As Iowans head to the costume shop to debate zombie versus vampire for this weekend’s party, Halloween is also a busy time for the Iowa Statewide Poison Control Center. Last year, there was a flood of calls dealing with those neon-colored glowsticks. Registered nurse Joan McVoy says some little tricksters who sink their fangs into the glow-in-the-dark adornments get treated with a trip to the Emergency Room.
“There’s a chemical that’s in those glowsticks,” McVoy says. “Kids love to put that plastic in their mouths and chew on it. We get a lot of calls because parents are upset because their kids’ mouths are glowing and they’re worried about that chemical.” She says it’s natural that parents might overreact when they see their child with a fluorescent green tongue and teeth.
“It isn’t something that you need to run in to an emergency room for, don’t do that,” McVoy says. “Call the poison center. The nurses will tell you what to do. If it gets in the eye though, the nurses will have certain instructions you need to follow as far as irrigation and we do follow-up calls with you.”

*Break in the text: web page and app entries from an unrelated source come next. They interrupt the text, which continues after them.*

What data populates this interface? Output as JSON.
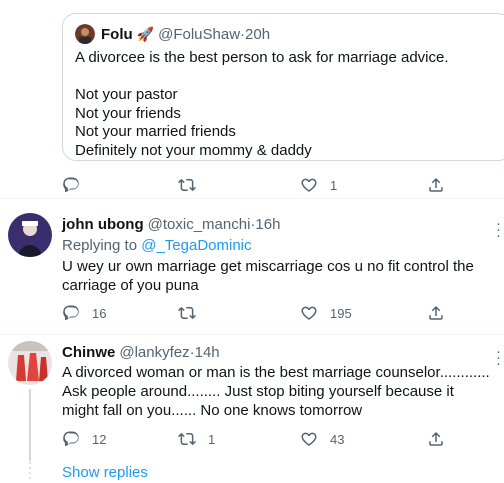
{
  "quote": {
    "name": "Folu",
    "emoji": "🚀",
    "handle": "@FoluShaw",
    "time": "20h",
    "lines": [
      "A divorcee is the best person to ask for marriage advice.",
      "",
      "Not your pastor",
      "Not your friends",
      "Not your married friends",
      "Definitely not your mommy & daddy"
    ]
  },
  "quote_actions": {
    "reply": "",
    "retweet": "",
    "like": "1"
  },
  "replies": [
    {
      "name": "john ubong",
      "handle": "@toxic_manchi",
      "time": "16h",
      "replying_prefix": "Replying to",
      "replying_to": "@_TegaDominic",
      "text": "U wey ur own marriage get miscarriage cos u no fit control the carriage of you puna",
      "reply_count": "16",
      "retweet_count": "",
      "like_count": "195"
    },
    {
      "name": "Chinwe",
      "handle": "@lankyfez",
      "time": "14h",
      "text": "A divorced woman or man is the best marriage counselor............ Ask people around........ Just stop biting yourself because it might fall on you...... No one knows tomorrow",
      "reply_count": "12",
      "retweet_count": "1",
      "like_count": "43"
    }
  ],
  "show_replies": "Show replies",
  "sep": " · "
}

McVoy predicts the poison center will also get calls about dry ice which people plunk into their Halloween punch to create a spooky fog. It can also create painful frostbite on your face. “Don’t break it apart and put small pieces in individual glasses,” she says. “Definitely, if you’re going to use it, make sure it’s still in the solid form. If you have it in a big punch bowl, that’s fine.”

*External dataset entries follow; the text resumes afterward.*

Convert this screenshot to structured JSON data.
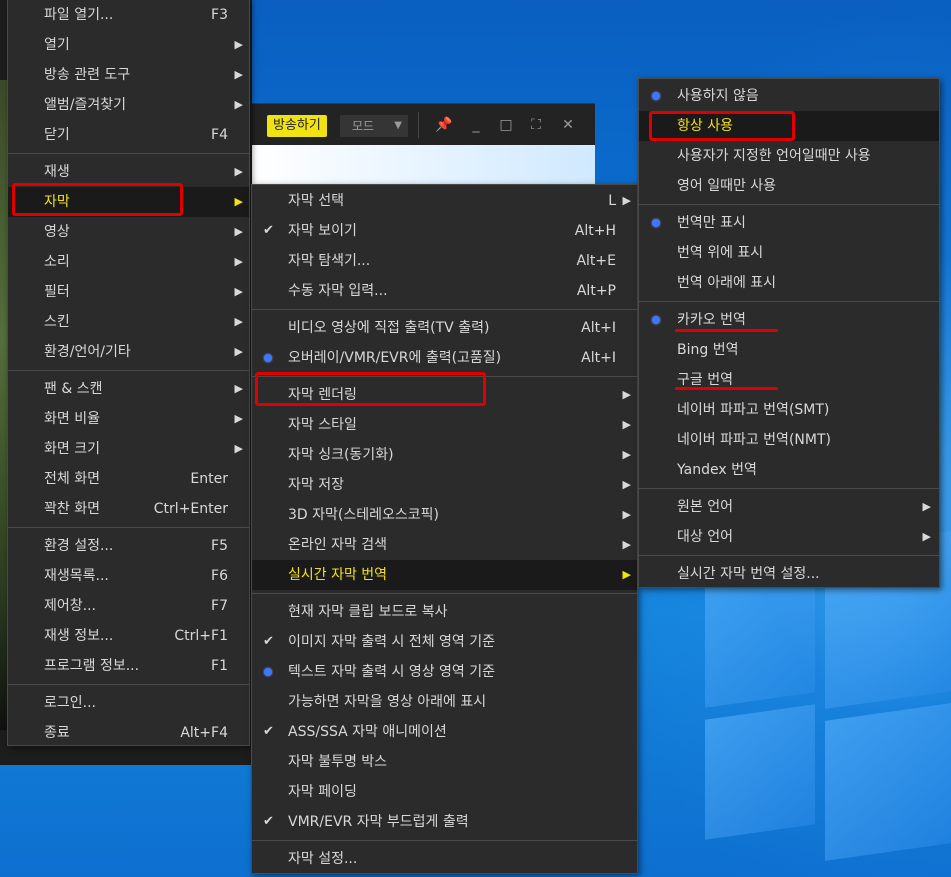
{
  "player": {
    "broadcast_label": "방송하기",
    "mode_label": "모드"
  },
  "main_menu": {
    "items": [
      {
        "label": "파일 열기...",
        "shortcut": "F3"
      },
      {
        "label": "열기"
      },
      {
        "label": "방송 관련 도구"
      },
      {
        "label": "앨범/즐겨찾기"
      },
      {
        "label": "닫기",
        "shortcut": "F4"
      },
      {
        "label": "재생"
      },
      {
        "label": "자막"
      },
      {
        "label": "영상"
      },
      {
        "label": "소리"
      },
      {
        "label": "필터"
      },
      {
        "label": "스킨"
      },
      {
        "label": "환경/언어/기타"
      },
      {
        "label": "팬 & 스캔"
      },
      {
        "label": "화면 비율"
      },
      {
        "label": "화면 크기"
      },
      {
        "label": "전체 화면",
        "shortcut": "Enter"
      },
      {
        "label": "꽉찬 화면",
        "shortcut": "Ctrl+Enter"
      },
      {
        "label": "환경 설정...",
        "shortcut": "F5"
      },
      {
        "label": "재생목록...",
        "shortcut": "F6"
      },
      {
        "label": "제어창...",
        "shortcut": "F7"
      },
      {
        "label": "재생 정보...",
        "shortcut": "Ctrl+F1"
      },
      {
        "label": "프로그램 정보...",
        "shortcut": "F1"
      },
      {
        "label": "로그인..."
      },
      {
        "label": "종료",
        "shortcut": "Alt+F4"
      }
    ]
  },
  "subtitle_menu": {
    "items": [
      {
        "label": "자막 선택",
        "shortcut": "L"
      },
      {
        "label": "자막 보이기",
        "shortcut": "Alt+H",
        "checked": true
      },
      {
        "label": "자막 탐색기...",
        "shortcut": "Alt+E"
      },
      {
        "label": "수동 자막 입력...",
        "shortcut": "Alt+P"
      },
      {
        "label": "비디오 영상에 직접 출력(TV 출력)",
        "shortcut": "Alt+I"
      },
      {
        "label": "오버레이/VMR/EVR에 출력(고품질)",
        "shortcut": "Alt+I",
        "selected": true
      },
      {
        "label": "자막 렌더링"
      },
      {
        "label": "자막 스타일"
      },
      {
        "label": "자막 싱크(동기화)"
      },
      {
        "label": "자막 저장"
      },
      {
        "label": "3D 자막(스테레오스코픽)"
      },
      {
        "label": "온라인 자막 검색"
      },
      {
        "label": "실시간 자막 번역"
      },
      {
        "label": "현재 자막 클립 보드로 복사"
      },
      {
        "label": "이미지 자막 출력 시 전체 영역 기준",
        "checked": true
      },
      {
        "label": "텍스트 자막 출력 시 영상 영역 기준",
        "selected": true
      },
      {
        "label": "가능하면 자막을 영상 아래에 표시"
      },
      {
        "label": "ASS/SSA 자막 애니메이션",
        "checked": true
      },
      {
        "label": "자막 불투명 박스"
      },
      {
        "label": "자막 페이딩"
      },
      {
        "label": "VMR/EVR 자막 부드럽게 출력",
        "checked": true
      },
      {
        "label": "자막 설정..."
      }
    ]
  },
  "translate_menu": {
    "items": [
      {
        "label": "사용하지 않음",
        "selected": true
      },
      {
        "label": "항상 사용"
      },
      {
        "label": "사용자가 지정한 언어일때만 사용"
      },
      {
        "label": "영어 일때만 사용"
      },
      {
        "label": "번역만 표시",
        "selected": true
      },
      {
        "label": "번역 위에 표시"
      },
      {
        "label": "번역 아래에 표시"
      },
      {
        "label": "카카오 번역",
        "selected": true
      },
      {
        "label": "Bing 번역"
      },
      {
        "label": "구글 번역"
      },
      {
        "label": "네이버 파파고 번역(SMT)"
      },
      {
        "label": "네이버 파파고 번역(NMT)"
      },
      {
        "label": "Yandex 번역"
      },
      {
        "label": "원본 언어"
      },
      {
        "label": "대상 언어"
      },
      {
        "label": "실시간 자막 번역 설정..."
      }
    ]
  },
  "colors": {
    "menu_bg": "#2b2b2b",
    "active_text": "#f1e214",
    "highlight": "#e10000",
    "radio": "#3d78ff"
  }
}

McVoy recommends parents inspect all treats when a child returns from trick-or-treating and all homemade goodies or those out of the wrapper should likely be tossed. If you have questions, the Sioux City-based poison control hotline is available around-the-clock at 800-222-1222.